We weren't the only ones: SMBC Nikko analyst Masao Muraki wrote in a note overnight that "soaring risk asset prices (ie imbalances) have reached a point where the Fed may be forced into some kind of action."
While not many, there are also others who likewise were wondering if it is truly the Fed's intention to reflate a massive bubble which bursts and leaves millions of retail momentum chasers holding the bag, resulting in another generation of Americans who will never come close to the stock market again.
In a Bloomberg article recapping the insane Robin Hood action, namely the flood of retail investors into bankrupt companies...
According to website Robintrack, which uses Robinhood’s data to show trends in positioning but isn’t affiliated with it, individual investors on the app have been flocking to bankruptcy-protected companies in droves. (The site says it downloads popularity data each hour for every stock directly from Robinhood via a public application programming interface, or API. A Robinhood spokesperson declined to comment for this story.)
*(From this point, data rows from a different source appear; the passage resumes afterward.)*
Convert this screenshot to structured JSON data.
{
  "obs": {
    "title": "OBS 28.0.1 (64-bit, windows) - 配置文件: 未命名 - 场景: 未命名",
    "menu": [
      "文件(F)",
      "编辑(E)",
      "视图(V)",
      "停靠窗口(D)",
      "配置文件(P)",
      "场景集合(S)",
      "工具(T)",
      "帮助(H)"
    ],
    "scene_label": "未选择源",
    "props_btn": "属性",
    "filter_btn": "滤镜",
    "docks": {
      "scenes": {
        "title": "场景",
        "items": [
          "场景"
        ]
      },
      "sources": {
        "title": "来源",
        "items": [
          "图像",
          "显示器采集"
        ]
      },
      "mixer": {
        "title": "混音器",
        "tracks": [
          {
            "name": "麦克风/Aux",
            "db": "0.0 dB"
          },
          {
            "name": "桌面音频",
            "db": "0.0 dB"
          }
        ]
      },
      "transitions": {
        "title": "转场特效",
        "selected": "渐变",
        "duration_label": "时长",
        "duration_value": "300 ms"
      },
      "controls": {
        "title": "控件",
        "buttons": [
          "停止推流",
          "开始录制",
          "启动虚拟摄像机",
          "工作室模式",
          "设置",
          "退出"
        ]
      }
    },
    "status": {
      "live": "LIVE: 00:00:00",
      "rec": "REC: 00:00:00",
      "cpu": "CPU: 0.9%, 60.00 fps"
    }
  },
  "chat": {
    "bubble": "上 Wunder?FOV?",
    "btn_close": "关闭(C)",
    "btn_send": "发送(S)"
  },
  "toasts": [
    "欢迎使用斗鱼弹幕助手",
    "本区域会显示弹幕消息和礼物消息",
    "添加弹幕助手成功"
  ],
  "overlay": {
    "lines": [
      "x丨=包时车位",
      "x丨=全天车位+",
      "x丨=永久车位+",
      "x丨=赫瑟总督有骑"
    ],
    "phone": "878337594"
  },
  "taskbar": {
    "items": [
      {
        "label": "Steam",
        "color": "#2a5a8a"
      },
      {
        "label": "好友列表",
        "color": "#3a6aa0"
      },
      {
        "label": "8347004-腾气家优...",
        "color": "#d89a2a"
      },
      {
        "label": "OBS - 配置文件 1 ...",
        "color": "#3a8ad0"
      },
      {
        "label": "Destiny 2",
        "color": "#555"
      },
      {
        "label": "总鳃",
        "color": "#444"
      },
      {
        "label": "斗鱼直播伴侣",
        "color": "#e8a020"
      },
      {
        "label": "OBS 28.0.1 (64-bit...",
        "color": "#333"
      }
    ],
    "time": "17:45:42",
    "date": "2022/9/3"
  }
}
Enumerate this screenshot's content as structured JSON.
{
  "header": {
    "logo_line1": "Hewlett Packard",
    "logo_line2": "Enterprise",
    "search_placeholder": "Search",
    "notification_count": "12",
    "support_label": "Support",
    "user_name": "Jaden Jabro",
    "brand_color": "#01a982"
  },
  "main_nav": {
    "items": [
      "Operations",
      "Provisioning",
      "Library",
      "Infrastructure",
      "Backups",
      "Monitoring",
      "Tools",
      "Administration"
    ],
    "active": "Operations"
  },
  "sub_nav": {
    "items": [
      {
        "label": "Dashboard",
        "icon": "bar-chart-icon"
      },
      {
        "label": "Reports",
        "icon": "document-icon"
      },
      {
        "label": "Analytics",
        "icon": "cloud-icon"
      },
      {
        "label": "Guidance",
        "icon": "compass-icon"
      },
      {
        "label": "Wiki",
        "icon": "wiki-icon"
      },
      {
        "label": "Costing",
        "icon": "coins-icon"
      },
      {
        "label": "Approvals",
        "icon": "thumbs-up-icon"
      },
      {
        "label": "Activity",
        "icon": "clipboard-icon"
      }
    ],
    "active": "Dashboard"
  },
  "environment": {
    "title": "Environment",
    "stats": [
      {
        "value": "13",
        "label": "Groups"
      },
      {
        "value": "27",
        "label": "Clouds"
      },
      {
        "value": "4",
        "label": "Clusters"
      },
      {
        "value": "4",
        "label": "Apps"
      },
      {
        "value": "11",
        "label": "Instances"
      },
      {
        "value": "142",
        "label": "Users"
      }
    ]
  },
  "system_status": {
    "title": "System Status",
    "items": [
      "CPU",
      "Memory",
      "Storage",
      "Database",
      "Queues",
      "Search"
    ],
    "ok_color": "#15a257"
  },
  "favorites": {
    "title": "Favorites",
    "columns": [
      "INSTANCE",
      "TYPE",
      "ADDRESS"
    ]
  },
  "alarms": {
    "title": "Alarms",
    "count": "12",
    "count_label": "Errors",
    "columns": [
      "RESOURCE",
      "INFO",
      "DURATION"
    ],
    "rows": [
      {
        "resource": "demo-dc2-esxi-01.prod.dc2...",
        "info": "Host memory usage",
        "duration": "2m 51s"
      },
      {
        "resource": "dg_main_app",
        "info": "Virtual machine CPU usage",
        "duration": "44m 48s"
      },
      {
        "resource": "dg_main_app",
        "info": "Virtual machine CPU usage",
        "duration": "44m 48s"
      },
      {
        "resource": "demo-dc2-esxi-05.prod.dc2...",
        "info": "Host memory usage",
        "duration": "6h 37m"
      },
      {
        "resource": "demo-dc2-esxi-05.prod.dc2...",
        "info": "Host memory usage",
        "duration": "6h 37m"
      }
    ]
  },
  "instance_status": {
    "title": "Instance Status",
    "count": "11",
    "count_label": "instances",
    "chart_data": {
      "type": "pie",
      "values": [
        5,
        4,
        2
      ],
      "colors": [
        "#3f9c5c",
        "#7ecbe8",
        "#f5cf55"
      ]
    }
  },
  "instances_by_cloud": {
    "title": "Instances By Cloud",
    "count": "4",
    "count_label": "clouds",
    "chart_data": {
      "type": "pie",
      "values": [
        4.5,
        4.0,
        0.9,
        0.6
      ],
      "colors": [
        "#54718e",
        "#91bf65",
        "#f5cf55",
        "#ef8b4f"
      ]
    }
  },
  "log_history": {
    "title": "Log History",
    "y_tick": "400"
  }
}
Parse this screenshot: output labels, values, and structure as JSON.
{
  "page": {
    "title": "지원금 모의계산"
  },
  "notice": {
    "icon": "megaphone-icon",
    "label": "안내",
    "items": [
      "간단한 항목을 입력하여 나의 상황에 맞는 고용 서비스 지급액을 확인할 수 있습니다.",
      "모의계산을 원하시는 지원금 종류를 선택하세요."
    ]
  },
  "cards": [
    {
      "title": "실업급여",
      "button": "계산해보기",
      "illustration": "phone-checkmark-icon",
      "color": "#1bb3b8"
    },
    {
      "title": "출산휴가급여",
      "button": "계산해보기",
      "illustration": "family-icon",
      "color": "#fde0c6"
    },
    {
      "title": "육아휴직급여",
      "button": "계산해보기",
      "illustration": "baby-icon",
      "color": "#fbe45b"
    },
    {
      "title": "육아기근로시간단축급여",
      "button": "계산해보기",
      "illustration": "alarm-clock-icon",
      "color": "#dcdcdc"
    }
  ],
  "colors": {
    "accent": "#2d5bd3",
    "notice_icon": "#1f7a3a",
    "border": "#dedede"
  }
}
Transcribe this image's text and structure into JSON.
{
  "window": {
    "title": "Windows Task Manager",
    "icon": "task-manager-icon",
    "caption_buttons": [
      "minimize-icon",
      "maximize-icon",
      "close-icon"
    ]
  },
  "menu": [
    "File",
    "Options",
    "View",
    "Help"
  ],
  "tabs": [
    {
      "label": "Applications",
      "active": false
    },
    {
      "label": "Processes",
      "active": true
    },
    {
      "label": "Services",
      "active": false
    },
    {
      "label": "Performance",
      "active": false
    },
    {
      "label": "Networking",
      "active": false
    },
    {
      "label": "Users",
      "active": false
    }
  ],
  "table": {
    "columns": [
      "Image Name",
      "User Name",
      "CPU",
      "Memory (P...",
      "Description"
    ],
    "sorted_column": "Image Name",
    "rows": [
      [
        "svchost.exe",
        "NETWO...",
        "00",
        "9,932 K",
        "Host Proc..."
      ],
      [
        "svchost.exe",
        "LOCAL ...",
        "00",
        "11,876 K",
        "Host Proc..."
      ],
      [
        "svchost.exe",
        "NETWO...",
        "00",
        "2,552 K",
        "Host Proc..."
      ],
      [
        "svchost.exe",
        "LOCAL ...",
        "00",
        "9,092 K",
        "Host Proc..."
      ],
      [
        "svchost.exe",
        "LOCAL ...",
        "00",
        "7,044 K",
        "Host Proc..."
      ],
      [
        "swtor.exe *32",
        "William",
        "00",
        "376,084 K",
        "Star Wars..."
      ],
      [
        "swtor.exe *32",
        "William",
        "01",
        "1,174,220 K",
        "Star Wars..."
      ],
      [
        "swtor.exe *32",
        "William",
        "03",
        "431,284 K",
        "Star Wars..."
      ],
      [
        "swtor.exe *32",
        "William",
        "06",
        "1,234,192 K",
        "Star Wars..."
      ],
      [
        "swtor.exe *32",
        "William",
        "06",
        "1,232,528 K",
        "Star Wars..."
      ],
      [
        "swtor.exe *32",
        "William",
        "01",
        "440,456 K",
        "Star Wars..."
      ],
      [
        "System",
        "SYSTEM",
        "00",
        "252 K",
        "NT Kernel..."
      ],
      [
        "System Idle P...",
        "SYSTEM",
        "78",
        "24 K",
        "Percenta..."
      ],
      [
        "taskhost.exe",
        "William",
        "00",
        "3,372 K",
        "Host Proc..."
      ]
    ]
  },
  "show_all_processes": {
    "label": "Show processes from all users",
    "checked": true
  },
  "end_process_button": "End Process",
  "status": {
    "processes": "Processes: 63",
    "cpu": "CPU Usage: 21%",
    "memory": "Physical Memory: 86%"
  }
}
... something we have covered extensively here in the past week, one thing that stood out was the bevy of incredulous quotes by market veterans including this one from Peter Boockvar:
“It’s great that Vegas is open again, but who needs it when you have the stock market instead. After an incredible run since March, we now have clear froth in parts of the market. We know this level of speculation has coincided with a sharp increase in the activity of retail investors.”
Boockvar added the activity has been encouraged by a “zero rate” and “unlimited QE” environment. And to think of all the abuse we took for the past decade saying the Fed was all that mattered, and that Austrian economics trumps that Keynesian bullshit anyday.
But speaking of the Fed, the best quotes came from JonesTrading strategist Mike O'Rourke, who said called the action "Gluttonous Greed. The madness continues. The biggest surprise in today’s trading was that Tailored Brands’ shares actually sold off when it was reported the company was considering bankruptcy."
But the punchline was the same one both Muraki and we asked earlier in the day: when will the Fed finally step in and gradually let the air out of this insane bubble it has created, or else push on until the inevitable outcome is the biggest market crash in history:
"In this tape, bankruptcies have become the flavor of the day. At what point will Jay Powell and his colleagues at the Federal Reserve realize they have broken the market’s pricing mechanism? The bankruptcies are only a small part of the story."
We are due for an answer tomorrow when the FOMC announces its latest decision (which may or may not be the launch of Yield-Curve Control), although we doubt that the coward in charge of the Fed will do anything to derail the biggest and final bubble the he himself created and now is fully responsible for.
Which is why until the Fed has no choice and stocks do crash, we are going to get much more idiocy such as this: Robin Hood investors who heard about something called FANG stocks and instead of buying the 4 tech megacaps... ended up buying worthless Chinese real estate company FANGDD (ticker DUO), sending its stock price from $10 to $130 in four hours, and pushing its market cap just shy of $4 billion!
And then there is this: with stocks back at all time highs, CNBC actually had to explain to the new generation of trading gurus what a bankruptcy actually means.
We are near all time highs and CNBC is talking about this... pic.twitter.com/z04Cl70IQl— Thomas Thornton (@TommyThornton) June 9, 2020